Information shown Block Start

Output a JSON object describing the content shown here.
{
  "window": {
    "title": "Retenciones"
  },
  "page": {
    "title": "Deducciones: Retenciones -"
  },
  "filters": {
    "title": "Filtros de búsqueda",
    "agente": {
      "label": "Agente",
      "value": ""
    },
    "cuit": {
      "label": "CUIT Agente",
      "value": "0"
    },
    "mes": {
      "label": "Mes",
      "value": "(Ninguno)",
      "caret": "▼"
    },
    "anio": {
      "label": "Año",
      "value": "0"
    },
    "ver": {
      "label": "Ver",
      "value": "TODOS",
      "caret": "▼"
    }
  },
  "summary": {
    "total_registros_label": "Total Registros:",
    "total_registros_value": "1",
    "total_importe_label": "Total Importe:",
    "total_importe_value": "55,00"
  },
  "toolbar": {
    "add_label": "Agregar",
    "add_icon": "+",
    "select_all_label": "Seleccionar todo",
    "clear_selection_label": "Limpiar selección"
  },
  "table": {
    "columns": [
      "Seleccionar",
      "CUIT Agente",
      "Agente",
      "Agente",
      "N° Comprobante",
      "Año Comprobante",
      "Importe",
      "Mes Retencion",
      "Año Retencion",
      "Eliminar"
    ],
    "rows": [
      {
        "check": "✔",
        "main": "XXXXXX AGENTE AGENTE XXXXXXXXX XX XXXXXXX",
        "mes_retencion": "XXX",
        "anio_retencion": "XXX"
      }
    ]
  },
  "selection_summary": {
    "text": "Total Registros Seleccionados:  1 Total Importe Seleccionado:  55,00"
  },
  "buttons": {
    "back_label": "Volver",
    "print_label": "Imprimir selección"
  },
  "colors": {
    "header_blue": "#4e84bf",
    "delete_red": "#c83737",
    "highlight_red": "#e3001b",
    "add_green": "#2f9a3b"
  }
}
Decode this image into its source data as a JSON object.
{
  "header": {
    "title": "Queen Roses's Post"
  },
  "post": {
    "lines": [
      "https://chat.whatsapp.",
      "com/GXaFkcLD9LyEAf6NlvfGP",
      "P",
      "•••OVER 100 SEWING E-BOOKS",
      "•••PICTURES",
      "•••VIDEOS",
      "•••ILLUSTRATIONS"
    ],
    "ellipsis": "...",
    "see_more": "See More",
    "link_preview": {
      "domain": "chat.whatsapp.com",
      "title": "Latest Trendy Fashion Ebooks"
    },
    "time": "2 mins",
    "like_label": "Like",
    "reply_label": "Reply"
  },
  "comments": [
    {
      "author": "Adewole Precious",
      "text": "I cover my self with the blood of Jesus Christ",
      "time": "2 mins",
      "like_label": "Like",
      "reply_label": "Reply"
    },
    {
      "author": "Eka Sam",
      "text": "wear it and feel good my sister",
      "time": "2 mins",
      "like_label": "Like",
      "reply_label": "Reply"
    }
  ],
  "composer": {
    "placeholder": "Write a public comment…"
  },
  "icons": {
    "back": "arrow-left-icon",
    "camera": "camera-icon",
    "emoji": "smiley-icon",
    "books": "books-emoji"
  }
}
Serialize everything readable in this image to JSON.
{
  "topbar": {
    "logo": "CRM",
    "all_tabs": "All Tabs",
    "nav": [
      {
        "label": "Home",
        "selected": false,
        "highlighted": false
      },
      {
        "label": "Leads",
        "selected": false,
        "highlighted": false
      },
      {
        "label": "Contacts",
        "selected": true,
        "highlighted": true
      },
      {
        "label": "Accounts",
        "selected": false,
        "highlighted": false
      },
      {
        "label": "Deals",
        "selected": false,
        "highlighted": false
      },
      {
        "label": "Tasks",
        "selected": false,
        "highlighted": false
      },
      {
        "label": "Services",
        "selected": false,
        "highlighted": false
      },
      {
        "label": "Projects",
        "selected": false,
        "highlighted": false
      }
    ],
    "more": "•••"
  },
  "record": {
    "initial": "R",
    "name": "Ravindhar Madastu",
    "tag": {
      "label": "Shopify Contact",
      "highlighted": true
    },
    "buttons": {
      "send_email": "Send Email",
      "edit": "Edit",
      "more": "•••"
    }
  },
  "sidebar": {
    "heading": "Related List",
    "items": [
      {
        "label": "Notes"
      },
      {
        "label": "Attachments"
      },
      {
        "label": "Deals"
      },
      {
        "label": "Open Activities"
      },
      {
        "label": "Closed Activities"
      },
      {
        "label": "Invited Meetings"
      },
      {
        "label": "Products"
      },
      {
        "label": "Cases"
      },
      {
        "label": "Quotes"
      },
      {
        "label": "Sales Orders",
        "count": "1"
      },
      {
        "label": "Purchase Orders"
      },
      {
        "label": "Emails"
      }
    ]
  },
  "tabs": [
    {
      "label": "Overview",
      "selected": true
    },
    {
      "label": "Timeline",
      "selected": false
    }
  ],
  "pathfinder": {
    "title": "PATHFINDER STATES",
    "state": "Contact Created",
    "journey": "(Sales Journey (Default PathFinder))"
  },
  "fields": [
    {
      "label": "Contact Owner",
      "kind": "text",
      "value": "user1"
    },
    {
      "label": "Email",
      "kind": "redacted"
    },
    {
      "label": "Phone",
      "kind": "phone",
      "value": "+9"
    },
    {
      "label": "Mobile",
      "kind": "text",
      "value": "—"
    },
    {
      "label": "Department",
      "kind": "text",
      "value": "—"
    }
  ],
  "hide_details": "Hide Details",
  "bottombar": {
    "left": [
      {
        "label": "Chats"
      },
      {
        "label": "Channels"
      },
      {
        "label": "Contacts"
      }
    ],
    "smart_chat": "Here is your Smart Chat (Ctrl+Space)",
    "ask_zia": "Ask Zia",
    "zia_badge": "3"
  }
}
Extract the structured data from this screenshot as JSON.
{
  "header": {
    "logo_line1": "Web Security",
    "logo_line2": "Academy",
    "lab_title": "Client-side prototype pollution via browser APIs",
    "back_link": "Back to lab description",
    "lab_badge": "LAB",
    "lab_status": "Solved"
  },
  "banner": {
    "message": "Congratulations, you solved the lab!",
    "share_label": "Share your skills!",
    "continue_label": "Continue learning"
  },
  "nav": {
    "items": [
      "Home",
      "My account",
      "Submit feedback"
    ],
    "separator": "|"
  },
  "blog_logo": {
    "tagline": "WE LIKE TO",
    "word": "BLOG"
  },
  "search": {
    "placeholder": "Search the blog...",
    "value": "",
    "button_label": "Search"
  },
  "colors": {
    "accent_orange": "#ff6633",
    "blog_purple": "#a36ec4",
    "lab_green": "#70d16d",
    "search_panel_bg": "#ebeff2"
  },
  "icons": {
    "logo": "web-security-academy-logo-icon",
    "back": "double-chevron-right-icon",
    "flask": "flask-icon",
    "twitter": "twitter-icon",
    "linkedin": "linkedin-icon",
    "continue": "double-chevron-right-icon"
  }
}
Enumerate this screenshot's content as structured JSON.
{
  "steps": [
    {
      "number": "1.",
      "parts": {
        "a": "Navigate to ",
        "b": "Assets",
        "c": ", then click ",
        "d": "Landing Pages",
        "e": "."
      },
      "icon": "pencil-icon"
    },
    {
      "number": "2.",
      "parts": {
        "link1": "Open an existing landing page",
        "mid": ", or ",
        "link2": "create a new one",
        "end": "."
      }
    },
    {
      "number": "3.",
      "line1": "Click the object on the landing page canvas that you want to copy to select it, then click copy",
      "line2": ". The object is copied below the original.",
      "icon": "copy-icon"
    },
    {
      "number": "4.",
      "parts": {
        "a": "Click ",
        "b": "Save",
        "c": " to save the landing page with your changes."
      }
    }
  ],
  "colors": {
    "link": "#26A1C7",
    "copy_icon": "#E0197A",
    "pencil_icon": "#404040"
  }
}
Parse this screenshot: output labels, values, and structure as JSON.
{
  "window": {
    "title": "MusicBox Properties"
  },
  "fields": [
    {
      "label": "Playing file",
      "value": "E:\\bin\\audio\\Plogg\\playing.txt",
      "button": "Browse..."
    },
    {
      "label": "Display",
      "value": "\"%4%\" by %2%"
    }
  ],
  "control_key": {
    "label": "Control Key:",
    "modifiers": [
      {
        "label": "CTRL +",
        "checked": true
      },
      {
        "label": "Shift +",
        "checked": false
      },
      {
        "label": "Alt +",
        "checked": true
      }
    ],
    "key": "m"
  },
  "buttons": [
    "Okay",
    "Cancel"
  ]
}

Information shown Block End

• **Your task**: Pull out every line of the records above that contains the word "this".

• **Exercise output**:
Decode this image into its source data as a JSON object.
Serialize everything readable in this image to JSON.
Extract the structured data from this screenshot as JSON.
Enumerate this screenshot's content as structured JSON.
Parse this screenshot: output labels, values, and structure as JSON.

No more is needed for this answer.